Activity: Search the data for the string "list", and report each line where it is found.

Data extracted from a collection:
------------

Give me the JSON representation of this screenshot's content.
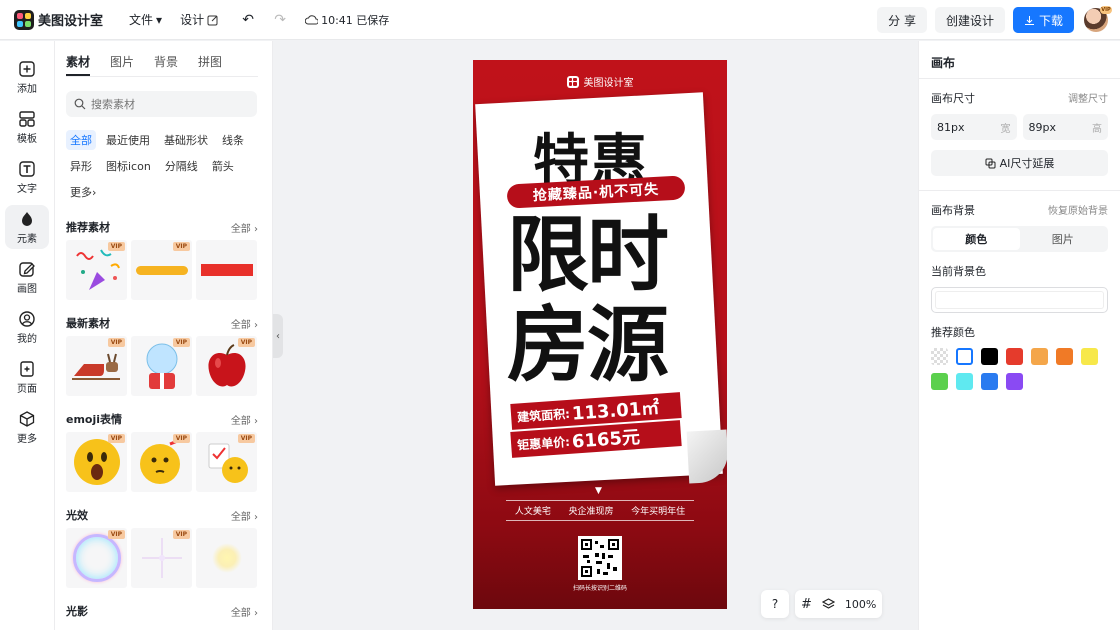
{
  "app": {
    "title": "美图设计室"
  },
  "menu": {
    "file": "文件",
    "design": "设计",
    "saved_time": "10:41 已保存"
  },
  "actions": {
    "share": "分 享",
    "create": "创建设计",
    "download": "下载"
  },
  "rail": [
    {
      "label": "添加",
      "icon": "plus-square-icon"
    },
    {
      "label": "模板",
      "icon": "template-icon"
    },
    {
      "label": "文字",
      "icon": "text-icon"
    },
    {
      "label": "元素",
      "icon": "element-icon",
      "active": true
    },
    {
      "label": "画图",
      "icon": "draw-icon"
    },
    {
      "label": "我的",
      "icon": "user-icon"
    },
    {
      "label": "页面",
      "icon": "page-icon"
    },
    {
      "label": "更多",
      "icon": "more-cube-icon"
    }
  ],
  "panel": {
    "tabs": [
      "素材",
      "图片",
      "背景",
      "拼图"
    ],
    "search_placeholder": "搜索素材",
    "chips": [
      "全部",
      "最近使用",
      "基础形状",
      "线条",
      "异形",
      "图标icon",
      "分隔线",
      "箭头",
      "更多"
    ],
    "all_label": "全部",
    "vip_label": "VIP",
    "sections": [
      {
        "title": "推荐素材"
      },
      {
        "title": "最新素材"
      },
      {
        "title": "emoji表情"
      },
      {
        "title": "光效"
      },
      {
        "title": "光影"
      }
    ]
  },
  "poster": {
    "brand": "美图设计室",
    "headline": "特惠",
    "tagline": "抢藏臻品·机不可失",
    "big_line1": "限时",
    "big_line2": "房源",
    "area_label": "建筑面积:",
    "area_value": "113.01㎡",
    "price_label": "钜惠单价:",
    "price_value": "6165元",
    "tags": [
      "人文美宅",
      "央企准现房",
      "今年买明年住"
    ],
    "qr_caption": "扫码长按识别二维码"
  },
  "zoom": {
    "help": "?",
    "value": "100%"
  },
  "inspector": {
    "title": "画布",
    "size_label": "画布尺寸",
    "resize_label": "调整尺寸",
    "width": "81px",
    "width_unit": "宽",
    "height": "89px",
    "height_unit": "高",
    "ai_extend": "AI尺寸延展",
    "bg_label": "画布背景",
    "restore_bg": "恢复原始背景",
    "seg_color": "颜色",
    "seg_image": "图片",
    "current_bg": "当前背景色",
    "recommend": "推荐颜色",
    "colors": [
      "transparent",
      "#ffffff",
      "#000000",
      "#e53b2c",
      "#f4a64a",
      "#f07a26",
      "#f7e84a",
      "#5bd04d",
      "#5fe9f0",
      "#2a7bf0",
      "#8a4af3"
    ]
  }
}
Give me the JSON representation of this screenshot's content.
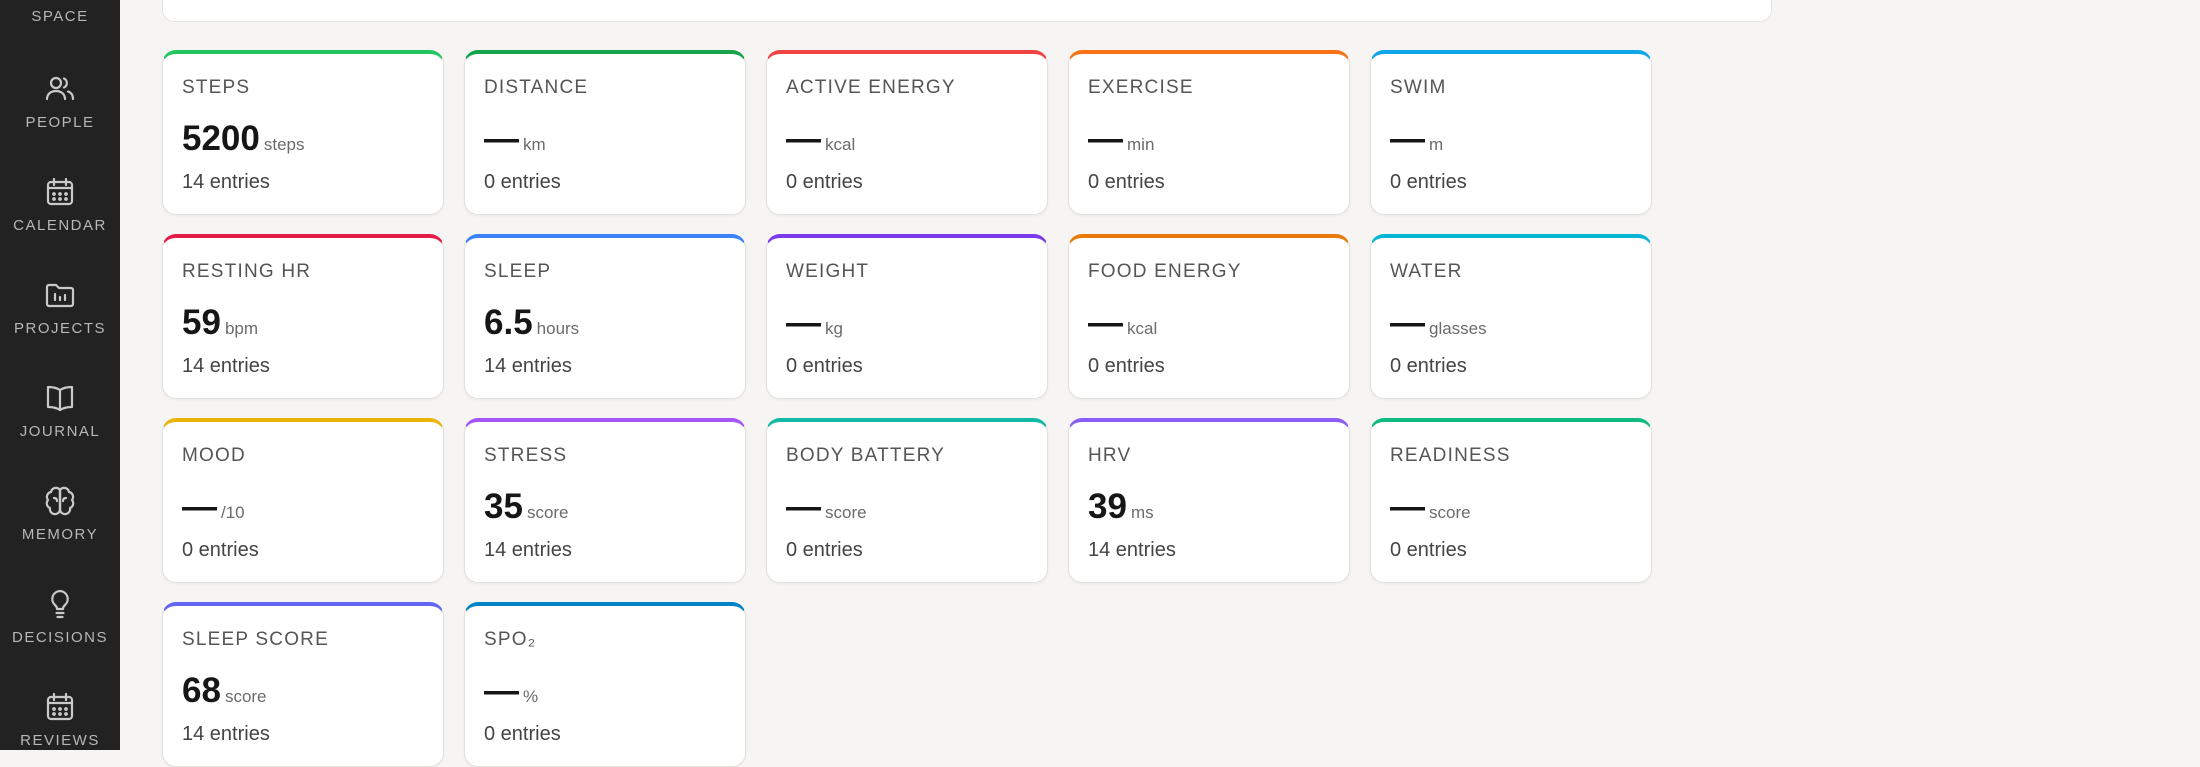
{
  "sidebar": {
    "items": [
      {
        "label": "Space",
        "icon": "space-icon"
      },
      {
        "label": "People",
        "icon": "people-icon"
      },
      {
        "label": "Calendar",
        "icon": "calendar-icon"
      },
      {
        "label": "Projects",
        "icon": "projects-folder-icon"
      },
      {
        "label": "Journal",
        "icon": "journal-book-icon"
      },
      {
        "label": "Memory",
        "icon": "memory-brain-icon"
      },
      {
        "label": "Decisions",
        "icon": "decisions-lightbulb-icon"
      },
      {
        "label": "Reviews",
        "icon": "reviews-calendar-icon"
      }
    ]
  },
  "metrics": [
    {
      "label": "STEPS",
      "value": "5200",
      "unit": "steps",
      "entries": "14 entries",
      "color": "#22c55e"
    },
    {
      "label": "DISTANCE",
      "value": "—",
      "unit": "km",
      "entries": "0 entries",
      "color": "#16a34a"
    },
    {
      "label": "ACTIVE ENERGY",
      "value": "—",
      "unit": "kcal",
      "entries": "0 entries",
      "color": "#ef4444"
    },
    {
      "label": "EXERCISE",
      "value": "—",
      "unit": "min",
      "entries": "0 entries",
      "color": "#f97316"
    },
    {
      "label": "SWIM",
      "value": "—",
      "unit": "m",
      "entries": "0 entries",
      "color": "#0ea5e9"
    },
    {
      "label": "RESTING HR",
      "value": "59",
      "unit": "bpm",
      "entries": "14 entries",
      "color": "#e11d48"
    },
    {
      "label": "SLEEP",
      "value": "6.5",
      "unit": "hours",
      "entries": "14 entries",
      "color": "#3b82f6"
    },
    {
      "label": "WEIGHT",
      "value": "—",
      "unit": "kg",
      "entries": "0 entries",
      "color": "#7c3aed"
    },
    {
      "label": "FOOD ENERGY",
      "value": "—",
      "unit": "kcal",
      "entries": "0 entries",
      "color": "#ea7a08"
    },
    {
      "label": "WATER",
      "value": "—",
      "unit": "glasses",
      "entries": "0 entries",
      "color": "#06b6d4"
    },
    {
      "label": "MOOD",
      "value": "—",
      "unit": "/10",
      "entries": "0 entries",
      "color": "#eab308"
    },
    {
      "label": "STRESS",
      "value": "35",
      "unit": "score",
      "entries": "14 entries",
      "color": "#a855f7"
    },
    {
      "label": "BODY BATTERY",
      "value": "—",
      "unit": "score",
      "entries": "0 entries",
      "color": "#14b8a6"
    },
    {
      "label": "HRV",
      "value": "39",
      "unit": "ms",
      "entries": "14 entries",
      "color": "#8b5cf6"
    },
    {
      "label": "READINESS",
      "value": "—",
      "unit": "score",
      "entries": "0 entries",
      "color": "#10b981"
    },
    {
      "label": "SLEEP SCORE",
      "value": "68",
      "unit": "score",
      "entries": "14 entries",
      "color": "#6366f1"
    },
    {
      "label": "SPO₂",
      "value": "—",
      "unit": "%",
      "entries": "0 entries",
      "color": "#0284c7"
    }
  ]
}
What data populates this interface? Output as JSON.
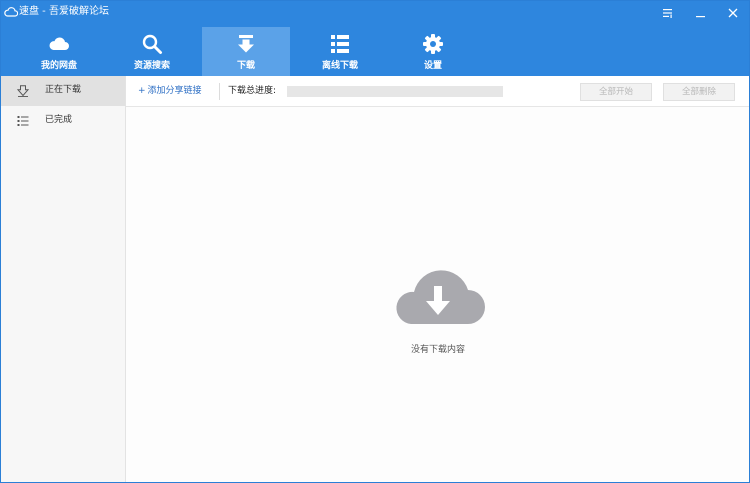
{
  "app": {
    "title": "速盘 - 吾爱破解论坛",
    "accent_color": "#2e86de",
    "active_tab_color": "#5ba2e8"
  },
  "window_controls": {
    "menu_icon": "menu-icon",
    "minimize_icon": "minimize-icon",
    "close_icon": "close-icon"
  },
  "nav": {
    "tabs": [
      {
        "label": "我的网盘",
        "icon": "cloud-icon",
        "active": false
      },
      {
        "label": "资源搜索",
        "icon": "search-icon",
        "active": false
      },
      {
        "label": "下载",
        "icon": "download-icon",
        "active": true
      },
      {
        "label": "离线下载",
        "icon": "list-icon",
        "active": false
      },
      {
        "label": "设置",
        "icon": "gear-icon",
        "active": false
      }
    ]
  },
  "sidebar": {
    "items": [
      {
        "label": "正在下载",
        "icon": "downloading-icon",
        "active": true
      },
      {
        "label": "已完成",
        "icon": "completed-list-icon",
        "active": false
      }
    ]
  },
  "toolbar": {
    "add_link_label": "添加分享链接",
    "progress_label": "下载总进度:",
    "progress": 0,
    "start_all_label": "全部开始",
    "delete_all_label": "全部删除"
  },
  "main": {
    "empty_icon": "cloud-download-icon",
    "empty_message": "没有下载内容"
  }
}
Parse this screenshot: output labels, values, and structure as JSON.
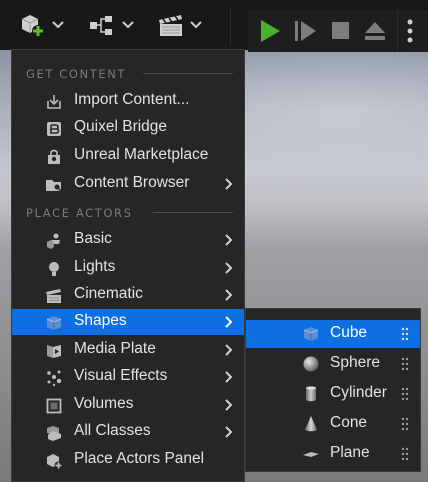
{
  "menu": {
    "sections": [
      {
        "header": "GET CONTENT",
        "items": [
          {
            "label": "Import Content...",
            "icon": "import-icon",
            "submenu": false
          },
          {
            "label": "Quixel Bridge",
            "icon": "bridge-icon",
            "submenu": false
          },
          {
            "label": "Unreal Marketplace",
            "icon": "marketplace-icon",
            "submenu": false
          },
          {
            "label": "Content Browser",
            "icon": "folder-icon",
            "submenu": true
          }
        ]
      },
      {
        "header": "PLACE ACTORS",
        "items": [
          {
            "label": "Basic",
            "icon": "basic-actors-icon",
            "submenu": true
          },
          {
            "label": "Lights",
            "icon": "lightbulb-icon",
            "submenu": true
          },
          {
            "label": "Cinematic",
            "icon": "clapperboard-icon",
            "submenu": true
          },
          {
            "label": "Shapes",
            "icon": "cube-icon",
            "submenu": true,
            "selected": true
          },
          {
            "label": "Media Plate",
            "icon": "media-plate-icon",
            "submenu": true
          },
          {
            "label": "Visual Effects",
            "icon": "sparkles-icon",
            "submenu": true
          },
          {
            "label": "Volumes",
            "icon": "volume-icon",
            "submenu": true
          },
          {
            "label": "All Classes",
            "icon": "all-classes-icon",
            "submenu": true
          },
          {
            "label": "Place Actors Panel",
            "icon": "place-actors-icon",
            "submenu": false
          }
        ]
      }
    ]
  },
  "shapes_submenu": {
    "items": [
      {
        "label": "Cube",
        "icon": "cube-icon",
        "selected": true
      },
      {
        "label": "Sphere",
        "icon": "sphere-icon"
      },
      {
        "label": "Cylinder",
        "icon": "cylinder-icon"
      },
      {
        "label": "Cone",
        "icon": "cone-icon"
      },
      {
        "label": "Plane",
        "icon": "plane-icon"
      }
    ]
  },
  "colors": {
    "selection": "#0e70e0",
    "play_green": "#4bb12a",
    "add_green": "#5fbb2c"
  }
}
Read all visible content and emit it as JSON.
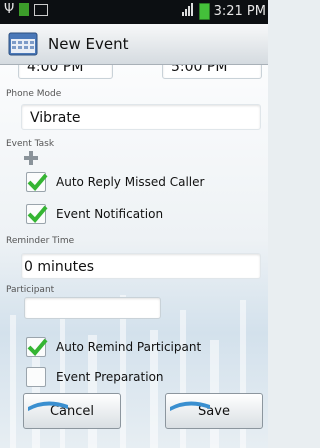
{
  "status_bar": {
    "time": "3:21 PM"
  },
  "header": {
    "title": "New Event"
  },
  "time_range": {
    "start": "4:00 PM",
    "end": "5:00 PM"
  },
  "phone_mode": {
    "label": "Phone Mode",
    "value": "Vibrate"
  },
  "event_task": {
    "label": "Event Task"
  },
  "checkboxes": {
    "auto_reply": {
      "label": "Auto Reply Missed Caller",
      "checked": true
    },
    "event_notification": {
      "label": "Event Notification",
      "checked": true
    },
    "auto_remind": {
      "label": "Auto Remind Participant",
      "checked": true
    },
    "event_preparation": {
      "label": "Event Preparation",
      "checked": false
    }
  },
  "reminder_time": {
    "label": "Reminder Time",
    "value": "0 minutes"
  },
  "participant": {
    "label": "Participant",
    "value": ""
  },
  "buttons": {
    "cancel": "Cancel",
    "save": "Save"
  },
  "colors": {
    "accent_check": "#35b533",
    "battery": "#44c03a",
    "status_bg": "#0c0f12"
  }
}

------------

Result for this exercise:
        "icon": "list-icon",
        "icon": "completed-list-icon",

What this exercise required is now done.